Purpose/objectives: To compare the effects of partner-delivered foot reflexology and usual care plus attention on patients' perceived pain and anxiety.
Design: The experimental pretest/post-test design included patient-partner dyads randomly assigned to an experimental or control group.
Setting: Four hospitals in the southeastern United States.
Sample: 42 experimental and 44 control subjects comprised 86 dyads of patients with metastatic cancer and their partners, representing 16 different types of cancer; 23% of patients had lung cancer, followed by breast, colorectal, and head and neck cancer and lymphoma. The subjects had a mean age of 58.3 years, 51% were female, 66% had a high school education or less, and 58% were Caucasian, 40% were African American, and 1% were Filipino.
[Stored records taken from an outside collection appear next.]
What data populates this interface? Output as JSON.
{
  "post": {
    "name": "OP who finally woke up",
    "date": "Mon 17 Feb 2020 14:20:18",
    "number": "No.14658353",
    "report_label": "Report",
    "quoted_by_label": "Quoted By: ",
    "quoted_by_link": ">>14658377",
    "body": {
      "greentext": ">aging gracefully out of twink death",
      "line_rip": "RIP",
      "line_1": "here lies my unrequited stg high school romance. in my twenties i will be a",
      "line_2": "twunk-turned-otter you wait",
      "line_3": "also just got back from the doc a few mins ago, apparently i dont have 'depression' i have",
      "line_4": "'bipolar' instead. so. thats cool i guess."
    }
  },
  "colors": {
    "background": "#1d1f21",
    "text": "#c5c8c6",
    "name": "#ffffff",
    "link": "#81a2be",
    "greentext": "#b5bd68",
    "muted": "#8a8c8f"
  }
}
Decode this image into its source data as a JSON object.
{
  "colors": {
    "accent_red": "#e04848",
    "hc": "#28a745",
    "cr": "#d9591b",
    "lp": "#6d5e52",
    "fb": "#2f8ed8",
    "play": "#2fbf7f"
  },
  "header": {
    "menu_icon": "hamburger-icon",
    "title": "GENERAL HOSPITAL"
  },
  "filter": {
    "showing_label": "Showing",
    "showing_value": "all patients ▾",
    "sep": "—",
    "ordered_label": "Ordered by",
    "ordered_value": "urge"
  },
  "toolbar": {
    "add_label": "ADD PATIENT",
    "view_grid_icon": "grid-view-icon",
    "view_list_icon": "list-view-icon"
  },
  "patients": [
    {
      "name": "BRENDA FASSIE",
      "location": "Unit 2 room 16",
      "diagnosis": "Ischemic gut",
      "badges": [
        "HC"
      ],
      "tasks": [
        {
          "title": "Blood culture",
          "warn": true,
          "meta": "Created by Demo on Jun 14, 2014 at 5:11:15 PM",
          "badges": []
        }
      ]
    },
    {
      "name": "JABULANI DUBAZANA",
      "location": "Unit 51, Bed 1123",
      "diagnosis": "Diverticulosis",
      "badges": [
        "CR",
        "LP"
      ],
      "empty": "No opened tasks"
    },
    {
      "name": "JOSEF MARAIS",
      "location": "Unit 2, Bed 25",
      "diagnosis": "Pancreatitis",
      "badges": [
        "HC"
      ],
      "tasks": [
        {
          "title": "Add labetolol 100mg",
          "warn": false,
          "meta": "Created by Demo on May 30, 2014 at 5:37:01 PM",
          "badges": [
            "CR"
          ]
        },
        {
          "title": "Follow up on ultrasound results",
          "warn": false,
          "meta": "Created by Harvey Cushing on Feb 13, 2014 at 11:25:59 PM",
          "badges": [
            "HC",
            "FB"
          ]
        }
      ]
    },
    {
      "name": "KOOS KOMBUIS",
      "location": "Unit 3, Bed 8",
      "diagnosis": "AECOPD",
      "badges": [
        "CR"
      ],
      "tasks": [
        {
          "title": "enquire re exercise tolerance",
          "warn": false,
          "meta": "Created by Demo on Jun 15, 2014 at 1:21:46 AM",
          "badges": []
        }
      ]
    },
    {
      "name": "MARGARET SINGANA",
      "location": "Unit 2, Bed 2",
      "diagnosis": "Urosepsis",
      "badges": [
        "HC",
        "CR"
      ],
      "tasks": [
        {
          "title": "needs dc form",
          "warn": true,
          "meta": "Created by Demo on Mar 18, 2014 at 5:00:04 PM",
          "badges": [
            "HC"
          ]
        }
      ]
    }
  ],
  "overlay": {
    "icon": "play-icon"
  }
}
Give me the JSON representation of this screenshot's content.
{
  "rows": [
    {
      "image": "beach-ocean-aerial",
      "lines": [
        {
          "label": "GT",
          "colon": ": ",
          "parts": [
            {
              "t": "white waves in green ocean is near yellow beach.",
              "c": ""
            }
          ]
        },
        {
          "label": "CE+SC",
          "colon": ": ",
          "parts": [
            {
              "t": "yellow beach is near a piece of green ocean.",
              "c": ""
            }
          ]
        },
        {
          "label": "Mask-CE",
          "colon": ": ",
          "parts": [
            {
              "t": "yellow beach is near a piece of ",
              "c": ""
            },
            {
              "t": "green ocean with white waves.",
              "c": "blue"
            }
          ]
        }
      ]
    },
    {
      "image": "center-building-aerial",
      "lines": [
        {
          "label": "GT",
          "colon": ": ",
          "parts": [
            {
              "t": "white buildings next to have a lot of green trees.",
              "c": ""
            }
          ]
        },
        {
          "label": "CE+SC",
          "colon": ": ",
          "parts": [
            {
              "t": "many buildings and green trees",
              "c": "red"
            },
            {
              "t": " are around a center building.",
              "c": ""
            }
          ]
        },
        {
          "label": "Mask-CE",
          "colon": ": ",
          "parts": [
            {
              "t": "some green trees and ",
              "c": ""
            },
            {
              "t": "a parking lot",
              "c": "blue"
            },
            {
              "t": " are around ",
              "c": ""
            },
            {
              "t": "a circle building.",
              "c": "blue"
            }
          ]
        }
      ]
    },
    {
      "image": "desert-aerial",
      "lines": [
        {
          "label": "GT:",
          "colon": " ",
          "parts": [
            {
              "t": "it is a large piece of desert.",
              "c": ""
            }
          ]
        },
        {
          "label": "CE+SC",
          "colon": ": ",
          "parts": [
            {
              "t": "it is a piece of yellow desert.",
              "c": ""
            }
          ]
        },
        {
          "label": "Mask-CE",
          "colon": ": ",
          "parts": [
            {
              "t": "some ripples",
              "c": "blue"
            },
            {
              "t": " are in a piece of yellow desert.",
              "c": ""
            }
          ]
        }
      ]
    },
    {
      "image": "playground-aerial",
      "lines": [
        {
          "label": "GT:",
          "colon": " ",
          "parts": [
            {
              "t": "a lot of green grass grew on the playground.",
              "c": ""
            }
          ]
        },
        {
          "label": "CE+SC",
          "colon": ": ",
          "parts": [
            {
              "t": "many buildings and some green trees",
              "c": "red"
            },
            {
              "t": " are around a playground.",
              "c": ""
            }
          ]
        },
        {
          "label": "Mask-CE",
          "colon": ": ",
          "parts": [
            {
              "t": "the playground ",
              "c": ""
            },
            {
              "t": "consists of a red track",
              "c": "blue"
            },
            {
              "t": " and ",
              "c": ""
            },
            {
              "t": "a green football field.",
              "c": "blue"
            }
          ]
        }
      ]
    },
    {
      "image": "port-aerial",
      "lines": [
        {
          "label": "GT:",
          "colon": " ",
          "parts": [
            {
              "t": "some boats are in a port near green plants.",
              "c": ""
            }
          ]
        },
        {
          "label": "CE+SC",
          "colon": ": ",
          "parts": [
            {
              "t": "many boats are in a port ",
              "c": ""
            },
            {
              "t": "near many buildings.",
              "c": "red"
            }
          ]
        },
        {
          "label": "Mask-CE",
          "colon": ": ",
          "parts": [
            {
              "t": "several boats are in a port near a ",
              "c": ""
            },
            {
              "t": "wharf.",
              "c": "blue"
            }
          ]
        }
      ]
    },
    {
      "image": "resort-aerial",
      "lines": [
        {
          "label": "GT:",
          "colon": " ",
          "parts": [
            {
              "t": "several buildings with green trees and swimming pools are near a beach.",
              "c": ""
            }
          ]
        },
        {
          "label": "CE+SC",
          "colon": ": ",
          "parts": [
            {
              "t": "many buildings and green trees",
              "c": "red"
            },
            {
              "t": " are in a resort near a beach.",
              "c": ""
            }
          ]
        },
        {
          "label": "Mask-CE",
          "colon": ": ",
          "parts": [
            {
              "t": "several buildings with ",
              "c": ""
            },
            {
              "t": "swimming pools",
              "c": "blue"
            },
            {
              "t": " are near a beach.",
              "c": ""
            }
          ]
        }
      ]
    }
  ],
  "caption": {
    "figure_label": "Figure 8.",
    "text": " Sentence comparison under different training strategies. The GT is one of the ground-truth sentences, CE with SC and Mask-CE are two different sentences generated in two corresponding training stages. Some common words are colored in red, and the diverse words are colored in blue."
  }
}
Methods: The intervention included a 15- to 30-minute teaching session on foot reflexology to the partner by a certified reflexologist, an optional 15- to 30-minute foot reflexology session for the partner, and a 30-minute, partner-delivered foot reflexology intervention for the patient. The control group received a 30-minute reading session from their partners.
Main research variables: Pain and anxiety.
Findings: Following the initial partner-delivered foot reflexology, patients experienced a significant decrease in pain intensity and anxiety.
Conclusions: A nurse reflexologist taught partners how to perform reflexology on patients with metastatic cancer pain in the hospital, resulting in an immediate decrease in pain intensity and anxiety; minimal changes were seen in the control group, who received usual care plus attention.
Implications for nursing: Hospitals could have qualified professionals offer reflexology as a complementary therapy and teach interested partners the modality.